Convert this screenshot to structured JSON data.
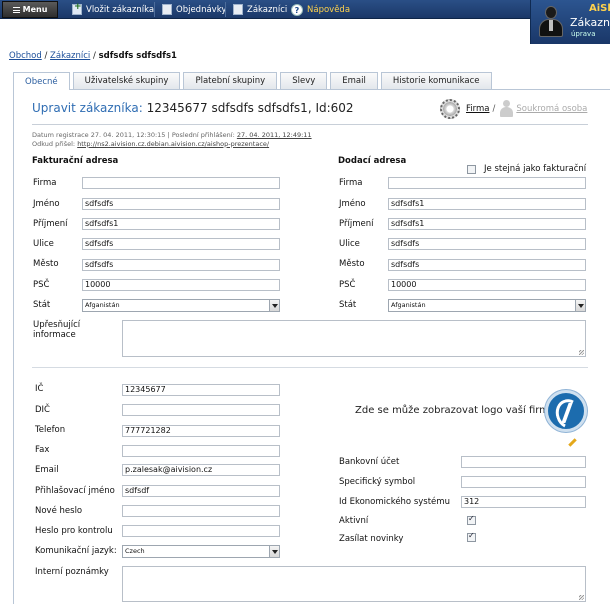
{
  "topbar": {
    "menu_label": "Menu",
    "nav": [
      {
        "label": "Vložit zákazníka",
        "icon": "add-document-icon"
      },
      {
        "label": "Objednávky",
        "icon": "document-icon"
      },
      {
        "label": "Zákazníci",
        "icon": "document-icon"
      },
      {
        "label": "Nápověda",
        "icon": "help-icon"
      }
    ]
  },
  "user_panel": {
    "brand": "AiSh",
    "title": "Zákazníci",
    "subtitle": "úprava"
  },
  "breadcrumb": {
    "items": [
      "Obchod",
      "Zákazníci"
    ],
    "separator": "/",
    "current": "sdfsdfs sdfsdfs1"
  },
  "tabs": [
    {
      "label": "Obecné",
      "active": true
    },
    {
      "label": "Uživatelské skupiny",
      "active": false
    },
    {
      "label": "Platební skupiny",
      "active": false
    },
    {
      "label": "Slevy",
      "active": false
    },
    {
      "label": "Email",
      "active": false
    },
    {
      "label": "Historie komunikace",
      "active": false
    }
  ],
  "heading": {
    "label": "Upravit zákazníka:",
    "value": "12345677 sdfsdfs sdfsdfs1, Id:602"
  },
  "customer_type": {
    "firma": "Firma",
    "separator": "/",
    "soukroma": "Soukromá osoba"
  },
  "meta": {
    "registration_label": "Datum registrace",
    "registration": "27. 04. 2011, 12:30:15",
    "separator": "|",
    "last_login_label": "Poslední přihlášení:",
    "last_login": "27. 04. 2011, 12:49:11",
    "source_label": "Odkud přišel:",
    "source": "http://ns2.aivision.cz.debian.aivision.cz/aishop-prezentace/"
  },
  "billing": {
    "title": "Fakturační adresa",
    "fields": [
      {
        "label": "Firma",
        "value": ""
      },
      {
        "label": "Jméno",
        "value": "sdfsdfs"
      },
      {
        "label": "Příjmení",
        "value": "sdfsdfs1"
      },
      {
        "label": "Ulice",
        "value": "sdfsdfs"
      },
      {
        "label": "Město",
        "value": "sdfsdfs"
      },
      {
        "label": "PSČ",
        "value": "10000"
      }
    ],
    "country_label": "Stát",
    "country_value": "Afganistán"
  },
  "delivery": {
    "title": "Dodací adresa",
    "same_as_billing_label": "Je stejná jako fakturační",
    "same_as_billing": false,
    "fields": [
      {
        "label": "Firma",
        "value": ""
      },
      {
        "label": "Jméno",
        "value": "sdfsdfs1"
      },
      {
        "label": "Příjmení",
        "value": "sdfsdfs1"
      },
      {
        "label": "Ulice",
        "value": "sdfsdfs"
      },
      {
        "label": "Město",
        "value": "sdfsdfs"
      },
      {
        "label": "PSČ",
        "value": "10000"
      }
    ],
    "country_label": "Stát",
    "country_value": "Afganistán"
  },
  "additional_info": {
    "label_line1": "Upřesňující",
    "label_line2": "informace",
    "value": ""
  },
  "company": {
    "fields": [
      {
        "label": "IČ",
        "value": "12345677"
      },
      {
        "label": "DIČ",
        "value": ""
      },
      {
        "label": "Telefon",
        "value": "777721282"
      },
      {
        "label": "Fax",
        "value": ""
      },
      {
        "label": "Email",
        "value": "p.zalesak@aivision.cz"
      },
      {
        "label": "Přihlašovací jméno",
        "value": "sdfsdf"
      },
      {
        "label": "Nové heslo",
        "value": ""
      },
      {
        "label": "Heslo pro kontrolu",
        "value": ""
      }
    ],
    "language_label": "Komunikační jazyk:",
    "language_value": "Czech",
    "notes_label": "Interní poznámky",
    "notes_value": ""
  },
  "logo": {
    "text": "Zde se může zobrazovat logo vaší firmy."
  },
  "bank": {
    "fields": [
      {
        "label": "Bankovní účet",
        "value": ""
      },
      {
        "label": "Specifický symbol",
        "value": ""
      },
      {
        "label": "Id Ekonomického systému",
        "value": "312"
      }
    ],
    "active_label": "Aktivní",
    "active": true,
    "newsletter_label": "Zasílat novinky",
    "newsletter": true
  }
}
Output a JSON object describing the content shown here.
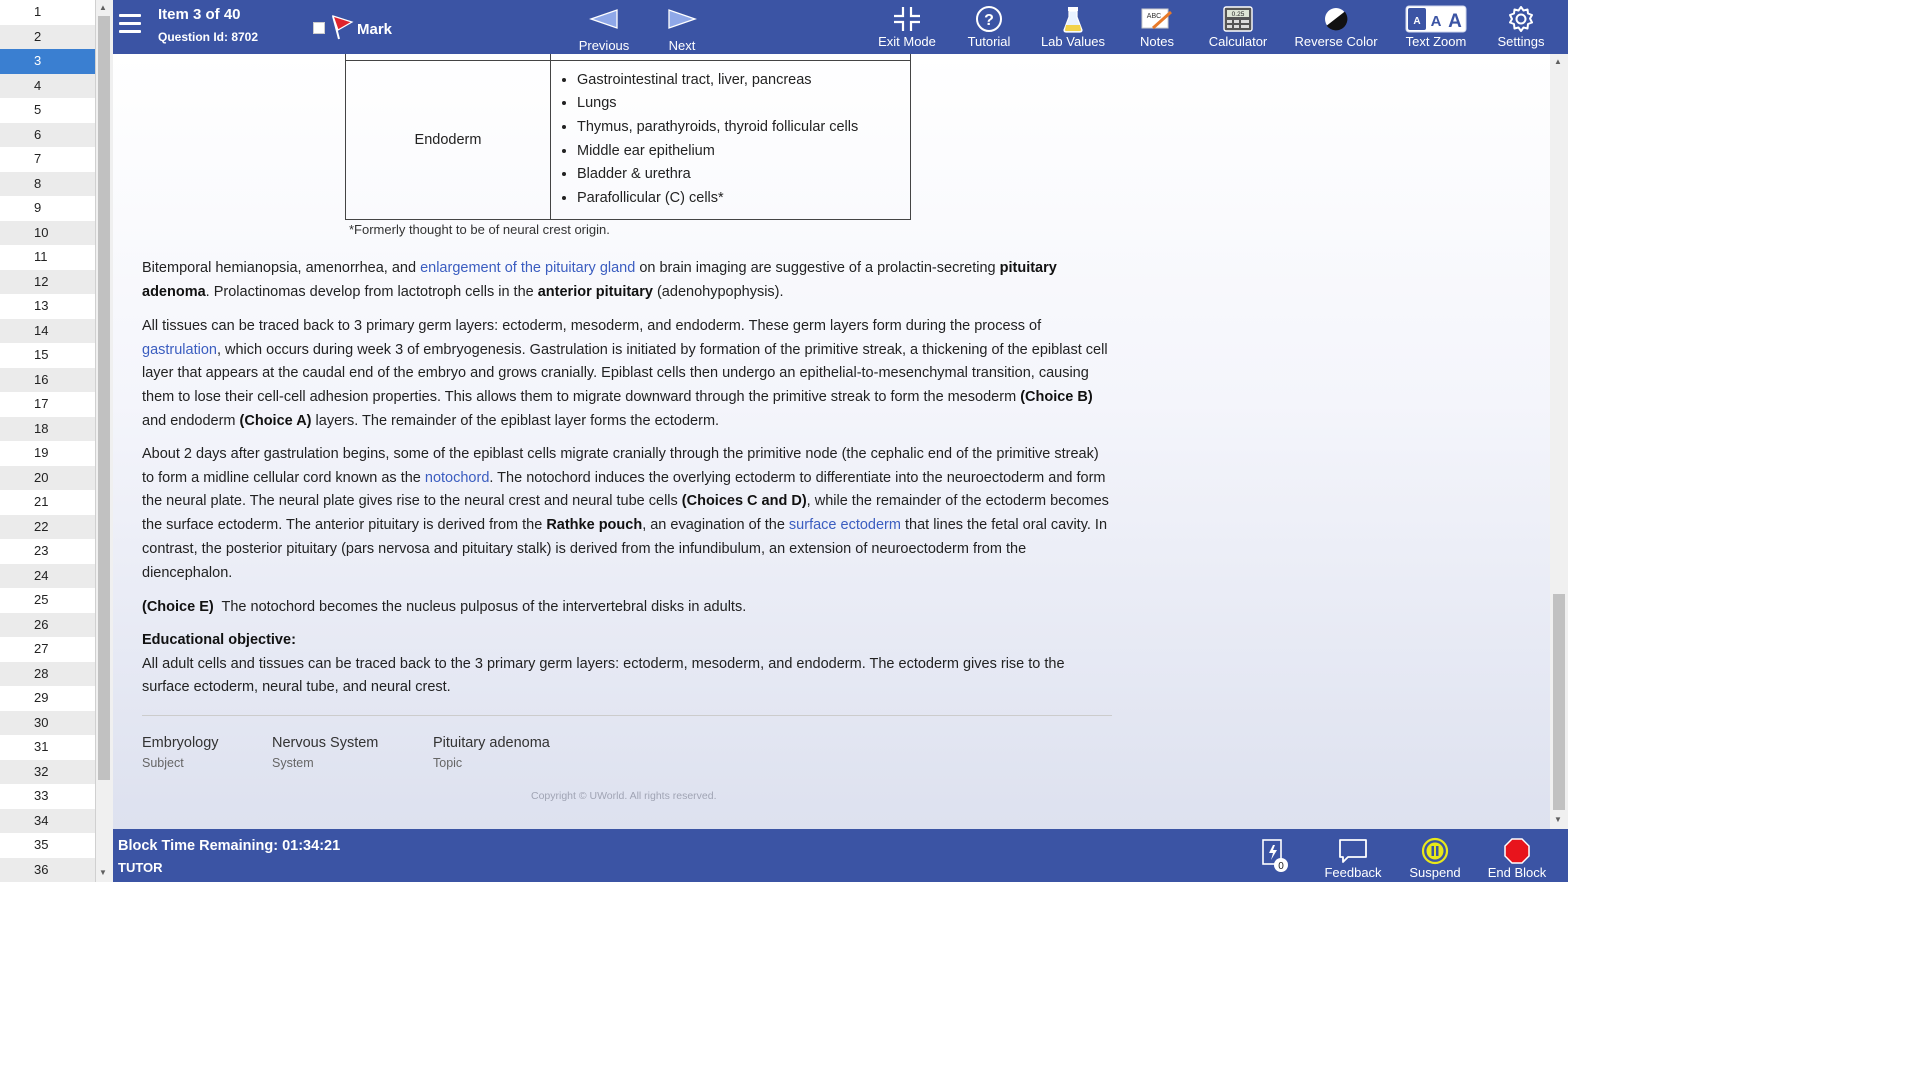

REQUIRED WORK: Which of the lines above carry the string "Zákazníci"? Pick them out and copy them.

TASK OUTPUT:
        "label": "Zákazníci",
    "title": "Zákazníci",
      "Zákazníci"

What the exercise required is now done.